Jase wants to move on, to never reveal his past. But when Mari transfers to his school, he knows she could blow his cover. That’s the last thing he wants, but he also cannot ignore his attraction to her. For Mari, she only wants to be looked at like a girl, a person, and not only known for her disability. But how do you move on from cancer when the world won’t let you

 

This book deals with some really tough subjects. Bad things happen sometimes—and sometimes children are the one who have to deal with it. Jase and Mari survived childhood cancer, but years later they’re still dealing with the fallout. Mari is so unbelievably strong—and I love how she doesn’t just put up with Jase’s b.s. She calls him out on it and lets him know it’s not okay.

I felt really sorry for Jase. How can anyone think it’s okay to bully someone who had cancer? I can’t imagine being the victim there, on top of having cancer! Strength in the midst of pain runs through this novel, and it was so good!

Kati Gardner calls herself a recovering actor. She lives in North Carolina and had an amputation as the result of childhood cancer. Finding Balance is her newest novel, the second book in the Brave Enough series.

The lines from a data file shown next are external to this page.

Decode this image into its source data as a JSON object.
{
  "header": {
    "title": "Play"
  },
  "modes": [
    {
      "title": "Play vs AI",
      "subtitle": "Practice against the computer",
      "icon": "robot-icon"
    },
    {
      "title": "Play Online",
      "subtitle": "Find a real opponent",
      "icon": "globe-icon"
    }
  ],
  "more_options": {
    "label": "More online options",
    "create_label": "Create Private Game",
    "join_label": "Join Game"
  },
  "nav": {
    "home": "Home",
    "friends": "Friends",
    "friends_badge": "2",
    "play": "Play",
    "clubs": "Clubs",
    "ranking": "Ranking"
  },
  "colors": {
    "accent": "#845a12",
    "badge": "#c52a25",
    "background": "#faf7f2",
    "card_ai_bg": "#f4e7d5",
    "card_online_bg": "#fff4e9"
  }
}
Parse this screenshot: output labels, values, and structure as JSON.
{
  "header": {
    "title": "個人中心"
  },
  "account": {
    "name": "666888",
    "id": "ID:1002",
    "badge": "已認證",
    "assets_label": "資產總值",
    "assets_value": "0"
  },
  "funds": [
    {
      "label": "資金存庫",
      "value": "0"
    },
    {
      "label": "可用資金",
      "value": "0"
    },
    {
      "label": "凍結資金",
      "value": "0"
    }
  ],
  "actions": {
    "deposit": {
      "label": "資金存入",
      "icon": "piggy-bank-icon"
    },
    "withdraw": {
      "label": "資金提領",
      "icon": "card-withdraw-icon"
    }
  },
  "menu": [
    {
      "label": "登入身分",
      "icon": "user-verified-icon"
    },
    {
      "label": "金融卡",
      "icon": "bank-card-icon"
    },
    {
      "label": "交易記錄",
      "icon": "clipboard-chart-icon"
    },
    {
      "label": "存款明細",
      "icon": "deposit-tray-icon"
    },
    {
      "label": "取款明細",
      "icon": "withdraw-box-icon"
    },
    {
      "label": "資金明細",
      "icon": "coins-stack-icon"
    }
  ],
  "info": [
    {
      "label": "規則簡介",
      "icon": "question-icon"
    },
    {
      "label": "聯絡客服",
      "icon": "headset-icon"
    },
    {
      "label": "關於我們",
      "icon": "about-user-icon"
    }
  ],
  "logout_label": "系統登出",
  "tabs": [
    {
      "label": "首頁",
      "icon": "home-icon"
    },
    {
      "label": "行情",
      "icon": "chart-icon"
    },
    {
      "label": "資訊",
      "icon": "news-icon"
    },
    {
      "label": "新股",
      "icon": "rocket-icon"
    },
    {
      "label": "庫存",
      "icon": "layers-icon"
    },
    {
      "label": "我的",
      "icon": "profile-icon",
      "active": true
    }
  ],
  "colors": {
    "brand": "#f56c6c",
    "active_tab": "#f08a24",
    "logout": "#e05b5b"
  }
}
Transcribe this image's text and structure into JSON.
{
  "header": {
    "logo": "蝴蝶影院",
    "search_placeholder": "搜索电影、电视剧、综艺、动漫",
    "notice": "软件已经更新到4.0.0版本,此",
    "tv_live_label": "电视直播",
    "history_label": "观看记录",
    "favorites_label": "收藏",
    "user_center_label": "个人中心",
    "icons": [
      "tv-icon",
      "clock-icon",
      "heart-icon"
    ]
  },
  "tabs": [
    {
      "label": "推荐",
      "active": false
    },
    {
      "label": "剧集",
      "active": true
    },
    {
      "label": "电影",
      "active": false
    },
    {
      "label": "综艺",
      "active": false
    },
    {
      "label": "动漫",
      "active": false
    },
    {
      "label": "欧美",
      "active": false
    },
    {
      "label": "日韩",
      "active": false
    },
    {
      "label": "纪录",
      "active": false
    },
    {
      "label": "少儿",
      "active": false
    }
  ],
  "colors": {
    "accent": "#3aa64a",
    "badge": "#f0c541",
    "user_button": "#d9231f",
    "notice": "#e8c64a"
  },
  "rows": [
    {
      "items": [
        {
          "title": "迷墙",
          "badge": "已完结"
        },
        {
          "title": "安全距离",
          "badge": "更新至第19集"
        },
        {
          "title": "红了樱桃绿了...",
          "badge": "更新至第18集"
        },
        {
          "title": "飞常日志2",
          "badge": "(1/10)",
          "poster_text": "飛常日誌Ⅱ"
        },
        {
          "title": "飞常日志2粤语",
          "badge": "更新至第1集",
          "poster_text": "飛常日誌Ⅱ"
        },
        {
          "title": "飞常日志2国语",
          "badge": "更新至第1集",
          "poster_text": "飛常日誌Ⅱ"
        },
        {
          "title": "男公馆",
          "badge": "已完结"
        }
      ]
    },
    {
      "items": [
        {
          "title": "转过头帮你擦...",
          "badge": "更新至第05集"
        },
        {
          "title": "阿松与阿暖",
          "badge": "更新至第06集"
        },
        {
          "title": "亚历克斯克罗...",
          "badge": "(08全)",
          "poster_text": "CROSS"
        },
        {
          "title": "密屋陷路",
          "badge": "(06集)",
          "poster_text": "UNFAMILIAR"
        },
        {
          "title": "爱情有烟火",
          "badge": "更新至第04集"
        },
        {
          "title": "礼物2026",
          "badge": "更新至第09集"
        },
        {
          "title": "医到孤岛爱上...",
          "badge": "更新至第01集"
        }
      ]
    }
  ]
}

(Galley courtesy of North Star Editions/Flux in exchange for an honest review.)